Kristen Kennedy …In Six

My interview with success story Kristen

Naomi: How did you find your current job?
Kristen: I interned at the ACLU in my last semester of library school and really enjoyed it, but they had no plans to hire more staff in the near future. Then a few months after I graduated, a posting came up for an ACLU Assistant Archivist, but I thought there were so many people ahead of me in line for the job it wasn’t worth applying. But then my former supervisor encouraged me to apply, so I did, and three weeks later they offered me the position! I think the lesson here is that you should apply for everything, ever.

Naomi: Favorite library you have been to?
Kristen: J. P. Morgan’s! There are secret doors built into the bookshelves, and his collection is like mecca for book lovers. It would be great to break into that vault…not that I’d steal anything, just hang out with the illuminated manuscripts for awhile and be really content.

Naomi: Favorite book?
Kristen: Mating, by Norman Rush. It is this beautiful love story set in the Kalahari, but it’s also about socialism and glass-blowing and Latin. I have too much affection for this book to objectively describe it, but I recommend it to just about anyone. Also the Song of Ice and Fire series because, dragons!

Naomi: Favorite thing about libraries/ library technology?
Kristen: Digital libraries that facilitate the sharing of rare and wonderful objects you would never see up-close otherwise, like the Roman de la Rose project.

Naomi: Any websites or feeds or blogs we should be following?
Kristen: The Astronomy Picture of the Day! Why is the universe so awesome?

Naomi: Best piece of job hunting advice?
Kristen: Apply for everything, ever. Don’t give up! You’re great, it’ll happen.

Kristen Kennedy is from Amityville, New York and got her MLS from Queens College in 2011. Before landing a gig in the ACLU Archives, she worked at a small medical college on Long Island. She enjoys archery, bocce ball, and many other fair-weather activities.

Naomi House

Naomi House, MLIS, is the founder and publisher of the popular webzine and jobs list (formerly I Need a Library Job) and former CMO (Chief Marketing Officer) of, a crowdfunding platform focused on African patrimony, heritage and cultural projects.
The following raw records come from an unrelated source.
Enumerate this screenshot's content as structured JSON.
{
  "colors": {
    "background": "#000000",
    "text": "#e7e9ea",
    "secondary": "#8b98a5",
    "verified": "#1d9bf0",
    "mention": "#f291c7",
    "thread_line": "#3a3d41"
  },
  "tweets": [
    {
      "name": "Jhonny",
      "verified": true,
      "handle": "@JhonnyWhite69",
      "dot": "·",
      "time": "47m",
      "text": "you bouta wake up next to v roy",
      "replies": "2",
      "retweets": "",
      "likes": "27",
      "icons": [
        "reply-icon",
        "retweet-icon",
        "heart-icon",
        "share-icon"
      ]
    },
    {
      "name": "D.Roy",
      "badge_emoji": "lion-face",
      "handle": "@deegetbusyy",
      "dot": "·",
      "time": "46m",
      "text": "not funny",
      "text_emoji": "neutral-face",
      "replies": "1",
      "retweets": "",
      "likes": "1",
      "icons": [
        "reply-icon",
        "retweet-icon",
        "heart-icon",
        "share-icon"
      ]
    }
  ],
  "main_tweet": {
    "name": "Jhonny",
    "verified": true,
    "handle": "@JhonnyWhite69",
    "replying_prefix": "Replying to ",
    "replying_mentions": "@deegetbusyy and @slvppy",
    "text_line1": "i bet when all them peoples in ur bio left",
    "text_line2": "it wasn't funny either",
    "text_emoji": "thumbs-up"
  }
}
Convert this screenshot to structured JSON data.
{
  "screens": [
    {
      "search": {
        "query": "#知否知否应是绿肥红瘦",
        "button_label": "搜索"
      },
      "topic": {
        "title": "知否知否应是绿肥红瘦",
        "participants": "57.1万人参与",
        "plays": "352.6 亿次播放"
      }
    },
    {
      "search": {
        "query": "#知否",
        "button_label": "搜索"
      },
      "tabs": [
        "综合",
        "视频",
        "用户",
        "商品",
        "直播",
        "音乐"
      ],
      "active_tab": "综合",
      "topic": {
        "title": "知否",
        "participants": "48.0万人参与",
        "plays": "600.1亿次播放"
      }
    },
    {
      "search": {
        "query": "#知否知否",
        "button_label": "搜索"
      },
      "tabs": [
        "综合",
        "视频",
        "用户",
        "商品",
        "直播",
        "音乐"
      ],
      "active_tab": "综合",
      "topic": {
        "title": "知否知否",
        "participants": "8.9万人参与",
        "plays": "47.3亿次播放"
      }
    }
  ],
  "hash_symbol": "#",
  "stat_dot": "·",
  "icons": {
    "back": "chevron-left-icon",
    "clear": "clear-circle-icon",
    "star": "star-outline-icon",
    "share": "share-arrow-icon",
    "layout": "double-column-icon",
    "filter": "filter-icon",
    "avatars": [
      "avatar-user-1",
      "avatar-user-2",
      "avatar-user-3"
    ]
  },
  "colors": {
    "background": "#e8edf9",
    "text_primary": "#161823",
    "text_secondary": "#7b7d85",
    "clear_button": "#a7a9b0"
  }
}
INALJ was founded in October 2010 with the assistance of her fellow Rutgers classmate, Elizabeth Leonard. Its social media presence has grown to include Facebook (retired in 2016), Twitter and a LinkedIn group, in addition to the interviews, articles and jobs found on INALJ. INALJ has had over 21 Million page hits and helped many, many thousands of librarians find employment! Through grassroots marketing, word of mouth and a real focus on exploring unconventional resources for job leads, INALJ grew from a subscription base of 20 friends to a website with over 500,000 visits in one month. Naomi believes that well-sourced quantity is quality in this narrow job market and INALJ reflects this with many new jobs published daily. She has also written for the 2011, 2012 and 2013 LexisNexis Government Info Pro and many other publications in the past decade. She presents whenever she can, including serving on three panels at the American Library Association's Annual Conference in Las Vegas; as breakout presenter at OCLC EMEA in Cape Town, South Africa; as a keynote speaker at the Virginia Library Association annual meeting; at the National Press Club in Washington DC; McGill University in Montreal, Canada; the University of the Emirates, Dubai, MLIS program and the University of Hawaii at Manoa. Naomi was a Reference, Marketing and Acquisitions Librarian for a contractor at a federal library outside Washington, DC, and has been living and working in Budapest, Hungary and Western New York State. She spent years running her husband’s moving labor website, fixed and sold old houses and assisted her husband cooking delicious Pakistani food. She is preparing to re-enter the workforce and is job hunting. Her husband is now the co-editor of INALJ, a true support!  She has heard of spare time but hasn’t encountered it lately. She pronounces INALJ as eye-na-elle-jay.